### WORK INSTRUCTION
Hunt through the entries for the word "time" and copy each line in which it appears.

(Records contained in a dataset)
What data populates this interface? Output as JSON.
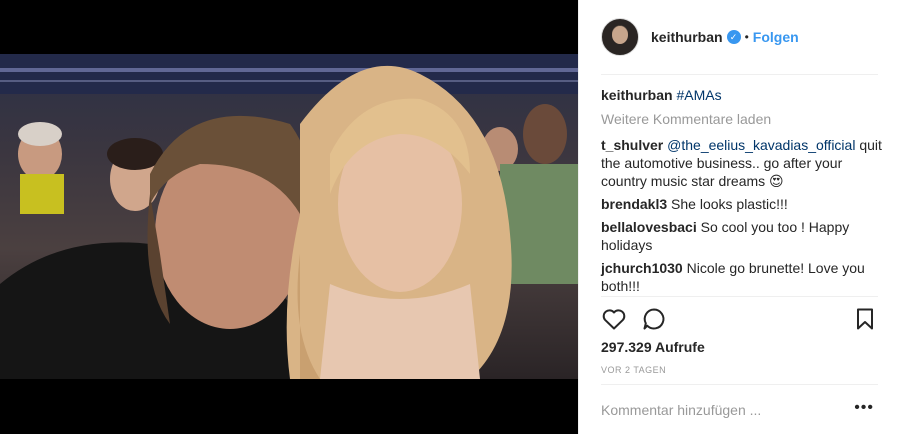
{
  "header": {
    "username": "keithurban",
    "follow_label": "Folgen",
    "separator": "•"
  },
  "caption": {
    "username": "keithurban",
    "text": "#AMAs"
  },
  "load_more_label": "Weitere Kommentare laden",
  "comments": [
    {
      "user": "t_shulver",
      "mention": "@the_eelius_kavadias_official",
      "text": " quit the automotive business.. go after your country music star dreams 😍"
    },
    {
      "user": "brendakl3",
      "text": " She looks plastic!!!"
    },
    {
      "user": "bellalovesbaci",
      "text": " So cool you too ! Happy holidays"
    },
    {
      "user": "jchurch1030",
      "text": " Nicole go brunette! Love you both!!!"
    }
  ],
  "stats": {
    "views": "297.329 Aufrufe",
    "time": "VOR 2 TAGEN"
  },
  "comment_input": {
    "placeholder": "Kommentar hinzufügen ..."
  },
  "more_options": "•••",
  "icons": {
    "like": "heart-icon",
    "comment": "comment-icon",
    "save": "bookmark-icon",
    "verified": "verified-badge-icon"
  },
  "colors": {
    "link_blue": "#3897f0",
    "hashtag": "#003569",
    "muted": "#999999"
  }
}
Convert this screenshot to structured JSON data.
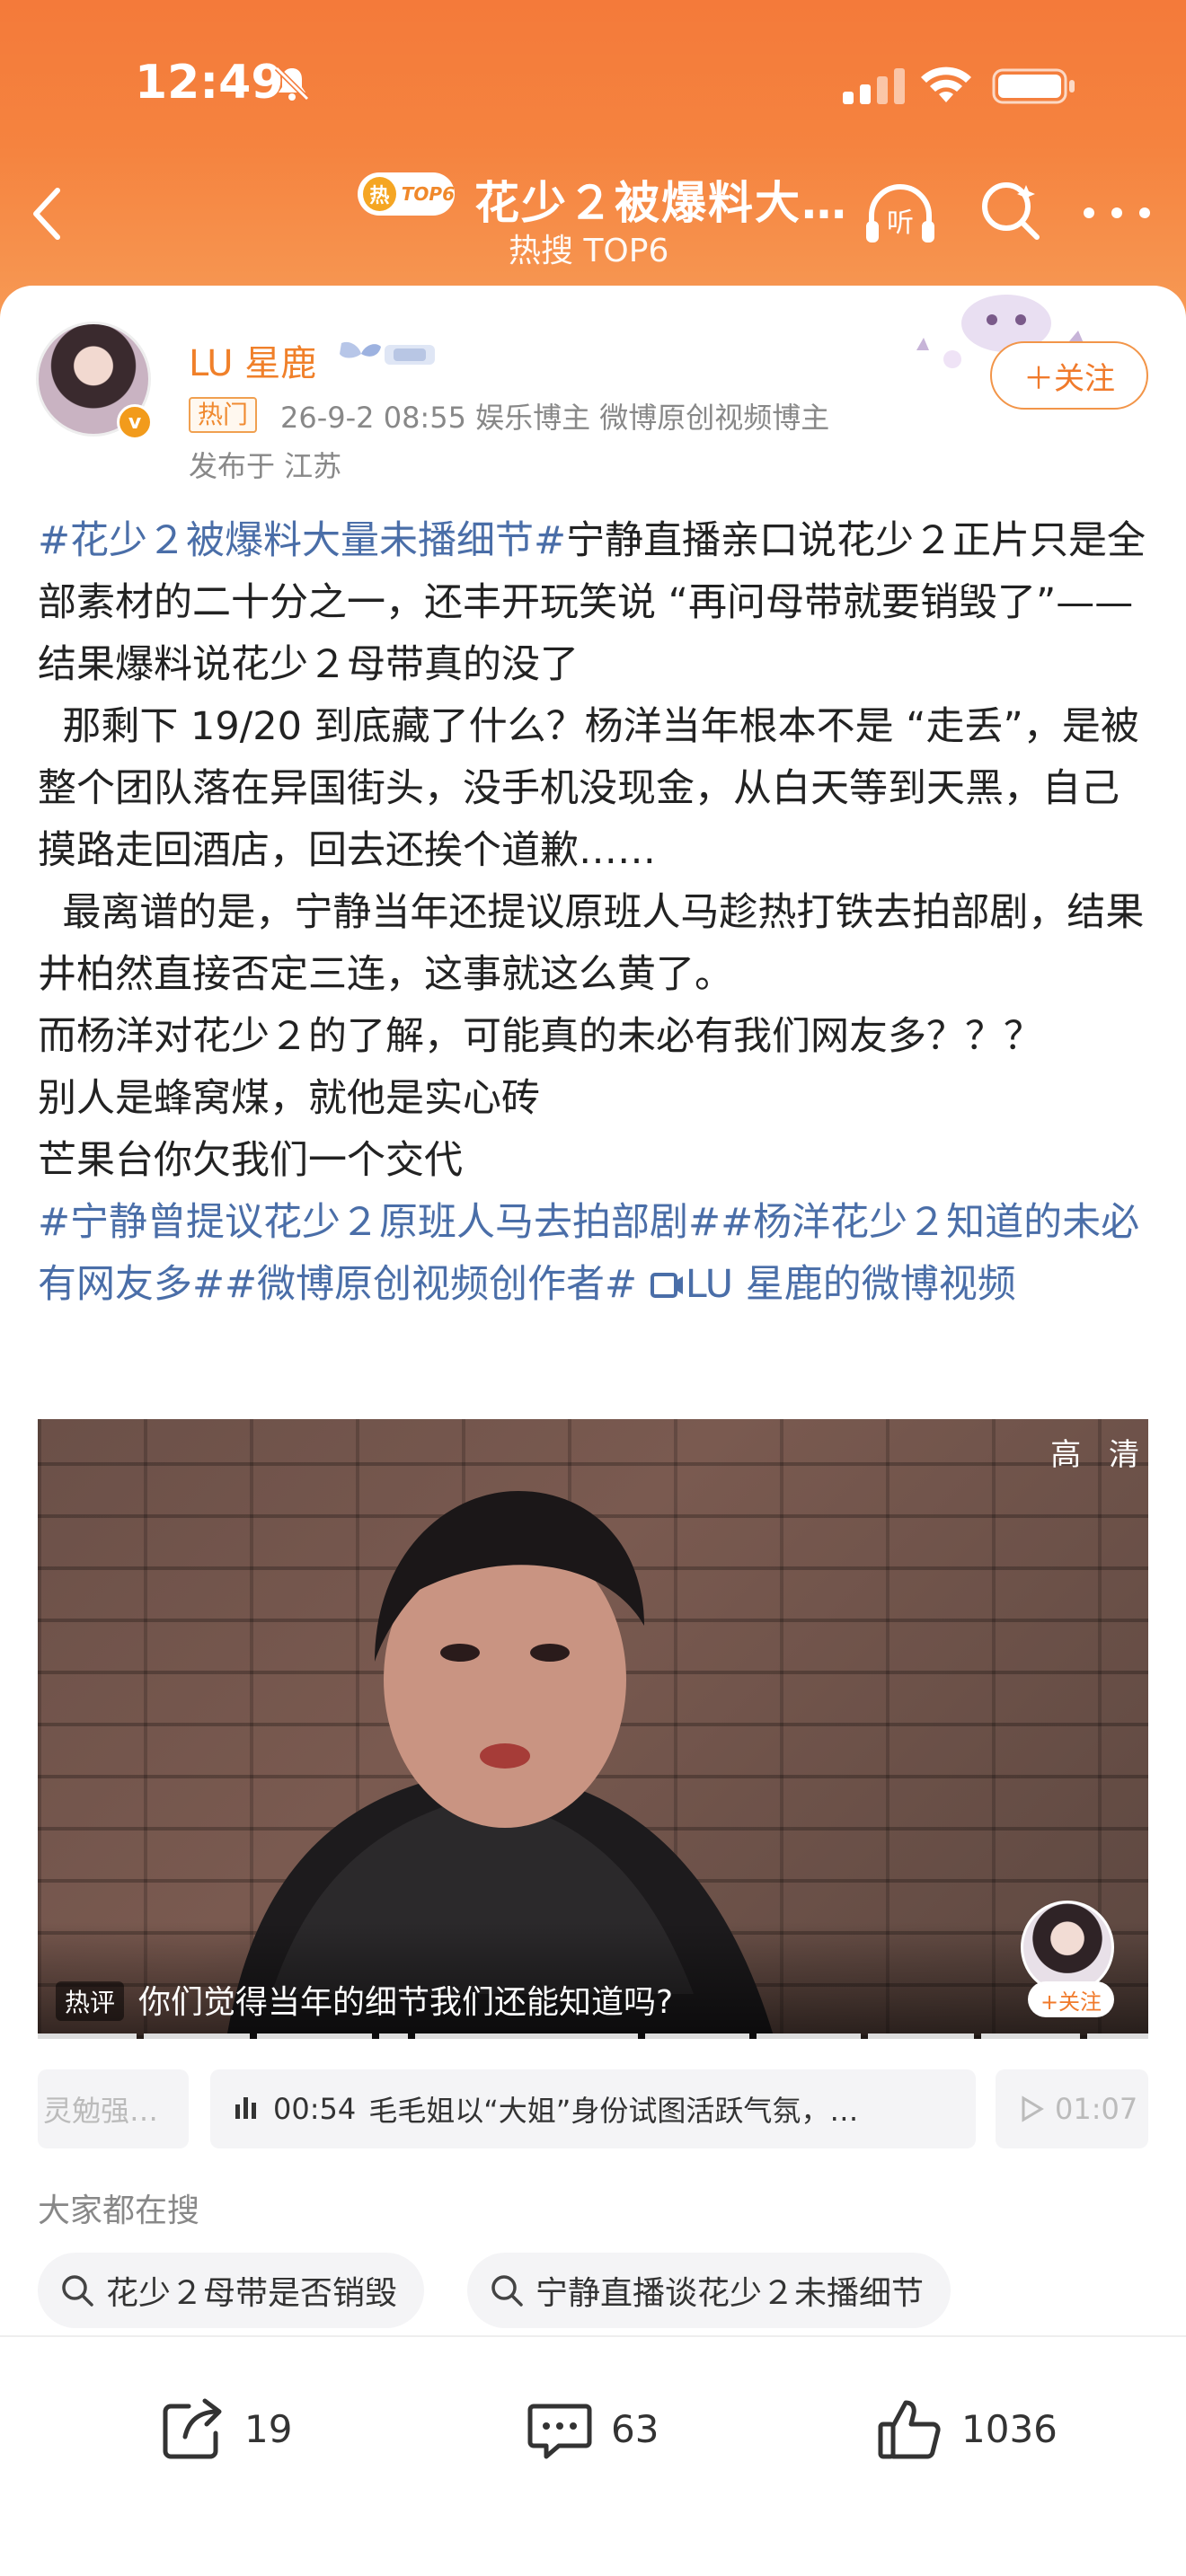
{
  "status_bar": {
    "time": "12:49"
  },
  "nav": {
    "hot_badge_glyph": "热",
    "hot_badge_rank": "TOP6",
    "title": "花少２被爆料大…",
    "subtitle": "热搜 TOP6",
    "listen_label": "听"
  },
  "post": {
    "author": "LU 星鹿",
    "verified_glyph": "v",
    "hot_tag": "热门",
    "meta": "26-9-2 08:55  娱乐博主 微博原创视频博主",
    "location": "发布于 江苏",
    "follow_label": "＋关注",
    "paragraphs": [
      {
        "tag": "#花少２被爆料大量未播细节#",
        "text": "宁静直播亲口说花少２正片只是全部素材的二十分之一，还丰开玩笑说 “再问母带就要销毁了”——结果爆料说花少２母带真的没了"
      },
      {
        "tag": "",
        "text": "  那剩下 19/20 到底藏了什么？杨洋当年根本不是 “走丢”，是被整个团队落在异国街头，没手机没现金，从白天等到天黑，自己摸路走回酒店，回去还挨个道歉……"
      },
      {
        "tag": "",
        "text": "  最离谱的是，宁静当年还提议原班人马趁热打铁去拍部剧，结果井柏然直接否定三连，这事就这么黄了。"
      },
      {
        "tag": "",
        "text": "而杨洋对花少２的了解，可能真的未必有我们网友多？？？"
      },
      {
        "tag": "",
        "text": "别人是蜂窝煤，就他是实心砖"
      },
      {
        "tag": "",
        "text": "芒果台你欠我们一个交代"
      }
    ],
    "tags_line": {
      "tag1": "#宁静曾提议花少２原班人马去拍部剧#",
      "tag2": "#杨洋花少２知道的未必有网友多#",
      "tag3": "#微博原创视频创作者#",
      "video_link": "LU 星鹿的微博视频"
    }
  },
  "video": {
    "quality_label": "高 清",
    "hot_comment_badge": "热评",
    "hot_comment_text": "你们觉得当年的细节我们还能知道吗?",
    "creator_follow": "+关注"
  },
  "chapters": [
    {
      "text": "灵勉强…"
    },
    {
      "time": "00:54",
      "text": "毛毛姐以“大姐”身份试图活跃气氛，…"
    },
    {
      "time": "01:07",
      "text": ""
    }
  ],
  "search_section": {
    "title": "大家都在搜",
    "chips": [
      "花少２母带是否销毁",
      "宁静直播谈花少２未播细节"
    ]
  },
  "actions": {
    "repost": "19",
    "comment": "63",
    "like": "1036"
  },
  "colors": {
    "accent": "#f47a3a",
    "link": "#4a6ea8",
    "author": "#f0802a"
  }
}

### OUTPUT FOR THIS EXERCISE
    "time": "VOR 2 TAGEN"
    "time": "12:49"
      "time": "00:54",
      "time": "01:07",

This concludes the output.